To date, Collins has played just nine career games at first base and they all came at triple-A. He needs more reps and Charlotte is the calling card for such development. In Charlotte, he’ll get consistent playing time, too. Collins played in only nine games across 27 days (21 games) on the Sox, robbing him of a chance to get in any sort of rhythm.
Collins’ influence on the White Sox day-to-day plan runs deeper than just Rick Renteria’s construction of the lineup card. Let’s take a look at some notable roster moves by the organization following Collins’ promotion.
Several changes were influenced by poor performance and injury, which included Yonder Alonso’s presence in the lineup prior to his release. Next came Daniel Palka’s promotion, who joined the club 10 days after Collins was promoted. The decision to recall Palka, at the time, was hard to argue with considering his success at Charlotte.
Palka, Collins, Charlie Tilson and Jon Jay created a logjam of left-handed hitters on the roster. Plus, the Sox likely wanted to avoid setting up Collins for failure at first base, despite their efforts to work with him at the position. To confirm this theory, look no further than Dylan Cease’s first start against Detroit.

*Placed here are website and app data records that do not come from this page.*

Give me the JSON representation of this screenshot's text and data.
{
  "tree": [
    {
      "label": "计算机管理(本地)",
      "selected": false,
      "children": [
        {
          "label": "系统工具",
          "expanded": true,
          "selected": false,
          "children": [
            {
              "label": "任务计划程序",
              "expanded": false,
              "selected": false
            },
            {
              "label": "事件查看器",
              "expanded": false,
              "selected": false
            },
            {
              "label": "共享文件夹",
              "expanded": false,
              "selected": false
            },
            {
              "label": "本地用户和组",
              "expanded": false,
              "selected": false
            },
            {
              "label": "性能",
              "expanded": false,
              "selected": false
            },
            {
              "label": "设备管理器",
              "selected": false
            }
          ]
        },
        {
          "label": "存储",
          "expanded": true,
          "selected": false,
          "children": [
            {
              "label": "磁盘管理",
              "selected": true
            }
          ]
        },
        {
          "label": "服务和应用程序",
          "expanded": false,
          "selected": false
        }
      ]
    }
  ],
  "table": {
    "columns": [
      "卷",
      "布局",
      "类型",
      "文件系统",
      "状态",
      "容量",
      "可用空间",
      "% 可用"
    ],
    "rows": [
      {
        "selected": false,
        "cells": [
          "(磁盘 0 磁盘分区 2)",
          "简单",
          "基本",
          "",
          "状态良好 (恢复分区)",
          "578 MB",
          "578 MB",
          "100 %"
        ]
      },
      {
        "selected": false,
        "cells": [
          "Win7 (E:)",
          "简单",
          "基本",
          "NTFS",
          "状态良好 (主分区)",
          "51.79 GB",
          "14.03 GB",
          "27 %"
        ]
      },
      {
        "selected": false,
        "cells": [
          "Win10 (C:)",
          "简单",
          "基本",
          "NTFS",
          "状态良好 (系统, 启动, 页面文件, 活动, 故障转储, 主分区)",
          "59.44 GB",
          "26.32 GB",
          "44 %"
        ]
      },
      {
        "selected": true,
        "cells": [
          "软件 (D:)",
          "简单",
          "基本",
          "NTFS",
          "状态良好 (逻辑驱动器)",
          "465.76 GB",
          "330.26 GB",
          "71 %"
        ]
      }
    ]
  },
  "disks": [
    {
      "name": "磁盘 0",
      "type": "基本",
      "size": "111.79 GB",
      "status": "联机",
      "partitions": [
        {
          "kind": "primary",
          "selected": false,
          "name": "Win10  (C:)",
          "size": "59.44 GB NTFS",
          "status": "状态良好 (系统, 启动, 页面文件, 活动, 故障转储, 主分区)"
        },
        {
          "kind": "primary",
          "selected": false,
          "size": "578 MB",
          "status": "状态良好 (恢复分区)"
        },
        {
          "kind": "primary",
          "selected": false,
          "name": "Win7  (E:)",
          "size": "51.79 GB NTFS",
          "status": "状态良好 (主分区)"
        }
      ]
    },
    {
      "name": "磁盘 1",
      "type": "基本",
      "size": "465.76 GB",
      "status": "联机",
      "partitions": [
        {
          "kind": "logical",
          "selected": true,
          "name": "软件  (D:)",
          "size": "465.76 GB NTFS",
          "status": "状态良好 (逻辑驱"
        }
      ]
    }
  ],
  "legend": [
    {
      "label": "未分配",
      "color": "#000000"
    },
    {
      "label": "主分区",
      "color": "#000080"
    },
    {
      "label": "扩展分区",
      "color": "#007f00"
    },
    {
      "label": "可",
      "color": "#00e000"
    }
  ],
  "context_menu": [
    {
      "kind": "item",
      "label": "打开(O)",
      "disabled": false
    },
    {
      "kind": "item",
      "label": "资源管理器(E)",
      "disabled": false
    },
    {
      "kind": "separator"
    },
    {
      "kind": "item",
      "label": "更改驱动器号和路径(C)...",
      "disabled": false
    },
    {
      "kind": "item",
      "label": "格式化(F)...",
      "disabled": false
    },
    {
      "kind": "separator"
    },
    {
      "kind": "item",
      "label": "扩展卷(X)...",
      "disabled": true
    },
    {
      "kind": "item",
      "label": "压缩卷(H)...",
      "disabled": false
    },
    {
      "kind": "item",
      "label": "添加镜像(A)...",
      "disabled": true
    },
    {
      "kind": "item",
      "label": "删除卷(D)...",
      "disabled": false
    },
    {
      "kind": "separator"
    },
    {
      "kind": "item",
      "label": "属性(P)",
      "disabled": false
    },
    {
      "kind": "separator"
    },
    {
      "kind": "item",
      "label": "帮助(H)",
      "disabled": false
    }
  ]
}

Facing left-handed pitcher Daniel Norris, Yolmer Sanchez injured his hand and left the contest. Sanchez was replaced by Jose Rondon, and instead of subbing in Collins, Renteria gave Daniel Palka his first career start at first base. If there ever was a time to give Collins a chance at first, that game was it, and the Sox said, “No.”
With that limitation, along with the fact there is little reason to ever sit James McCann, Collins had few opportunities to get into the lineup.
Collins’ lack of chances took a turn for the worse when former Houston Astro AJ Reed became available. The Sox claiming Reed, whose situation is unique in and of itself, directly affected Collins.
The White Sox are in a position to give Reed the plate appearances needed to potentially catch lighting in a bottle. After acquiring him, the team optioned Palka and promoted Reed at the beginning of the second-half.
However, the return of Welington Castillo acts as the final nail in the demotion coffin. Castillo is one of the few catchers in the organization who can manage the position defensively, and the Sox will use these at-bats to showcase whatever value he has left to contending teams around the league as the trade deadline approaches.
The White Sox used one of Collins’ three Minor League options in their effort to add him to the active roster, and if the organization is still dealing with his options in 2021, the writing may be on the wall at that point.
The jury is out on Collins and what his role will be with the team once they are contending, but there are plenty of reasons to believe he will be back up in September, at the latest.
Considering all of this, Collins’ brief stint at the Major League level wasn’t a waste of time. He had his first sip of big league coffee and was able to work under the tutelage of All-Star catcher McCann. Plus, he homered! So, that’s cool.
While any demotion is bad, his demotion is not as bad as it seems. It was a matter of circumstance and he’ll likely grace the South Side again post trade deadline. Hopefully next time though, Collins will be in the lineup everyday — or every other day, at least.
Want to know right away when we publish a new article? Type your email address in the box on the right-side bar (or at the bottom, if on a mobile device) and click the “create subscription” button. Our list is completely spam free, and you can opt out at any time. Also, consider supporting FutureSox on Patreon! You can get early access to special articles and Patreon-only posts, in addition to more benefits you can read about here.